> [What is expected]:
The task calls for the line containing "Extract the structured" and all later lines, through the end of the entries below, to be set down exactly and without pictures.

=-=-=

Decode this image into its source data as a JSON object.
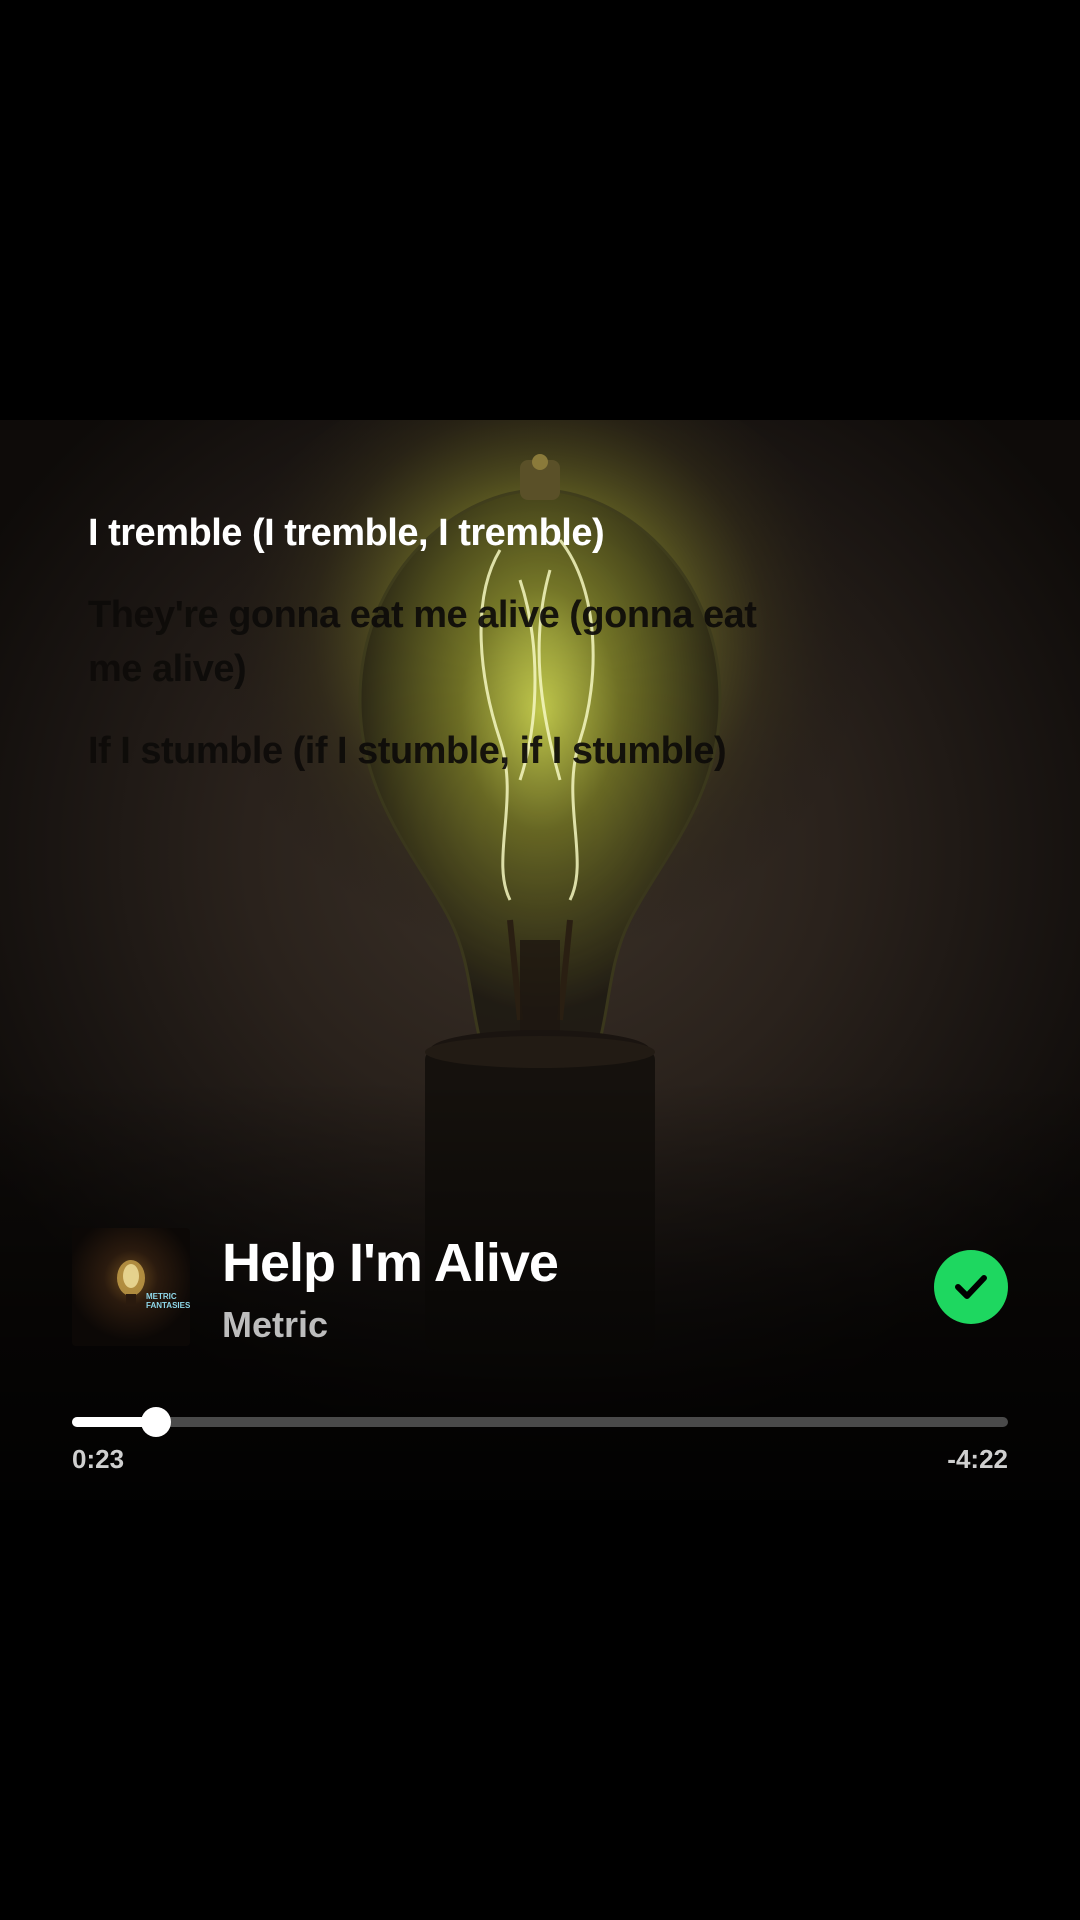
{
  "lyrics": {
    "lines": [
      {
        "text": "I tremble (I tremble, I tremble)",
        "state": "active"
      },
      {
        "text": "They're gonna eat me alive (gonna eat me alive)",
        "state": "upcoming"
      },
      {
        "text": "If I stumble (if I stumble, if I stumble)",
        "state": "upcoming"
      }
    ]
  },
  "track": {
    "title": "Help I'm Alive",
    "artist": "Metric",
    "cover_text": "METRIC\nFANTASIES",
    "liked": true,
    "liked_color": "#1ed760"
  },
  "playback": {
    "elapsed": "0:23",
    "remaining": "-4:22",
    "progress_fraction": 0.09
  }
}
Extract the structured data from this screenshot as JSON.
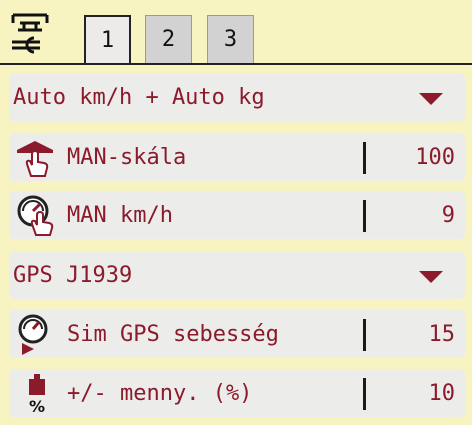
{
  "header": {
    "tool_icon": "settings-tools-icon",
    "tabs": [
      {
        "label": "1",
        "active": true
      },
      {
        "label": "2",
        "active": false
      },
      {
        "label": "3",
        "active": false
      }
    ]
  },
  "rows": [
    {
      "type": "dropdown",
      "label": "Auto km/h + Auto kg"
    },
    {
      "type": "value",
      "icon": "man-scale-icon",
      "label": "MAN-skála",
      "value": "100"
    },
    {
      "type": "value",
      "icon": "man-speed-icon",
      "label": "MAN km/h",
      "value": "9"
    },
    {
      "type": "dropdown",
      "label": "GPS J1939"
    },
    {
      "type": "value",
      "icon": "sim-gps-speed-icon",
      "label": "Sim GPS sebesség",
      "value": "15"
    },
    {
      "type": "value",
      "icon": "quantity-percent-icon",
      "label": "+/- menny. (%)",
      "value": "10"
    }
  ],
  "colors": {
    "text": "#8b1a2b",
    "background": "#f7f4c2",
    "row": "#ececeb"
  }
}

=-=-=

> [Exercise answer]:
Extract the structured data from this screenshot as JSON.
{
  "header": {
    "tool_icon": "settings-tools-icon",
    "tabs": [
      {
        "label": "1",
        "active": true
      },
      {
        "label": "2",
        "active": false
      },
      {
        "label": "3",
        "active": false
      }
    ]
  },
  "rows": [
    {
      "type": "dropdown",
      "label": "Auto km/h + Auto kg"
    },
    {
      "type": "value",
      "icon": "man-scale-icon",
      "label": "MAN-skála",
      "value": "100"
    },
    {
      "type": "value",
      "icon": "man-speed-icon",
      "label": "MAN km/h",
      "value": "9"
    },
    {
      "type": "dropdown",
      "label": "GPS J1939"
    },
    {
      "type": "value",
      "icon": "sim-gps-speed-icon",
      "label": "Sim GPS sebesség",
      "value": "15"
    },
    {
      "type": "value",
      "icon": "quantity-percent-icon",
      "label": "+/- menny. (%)",
      "value": "10"
    }
  ],
  "colors": {
    "text": "#8b1a2b",
    "background": "#f7f4c2",
    "row": "#ececeb"
  }
}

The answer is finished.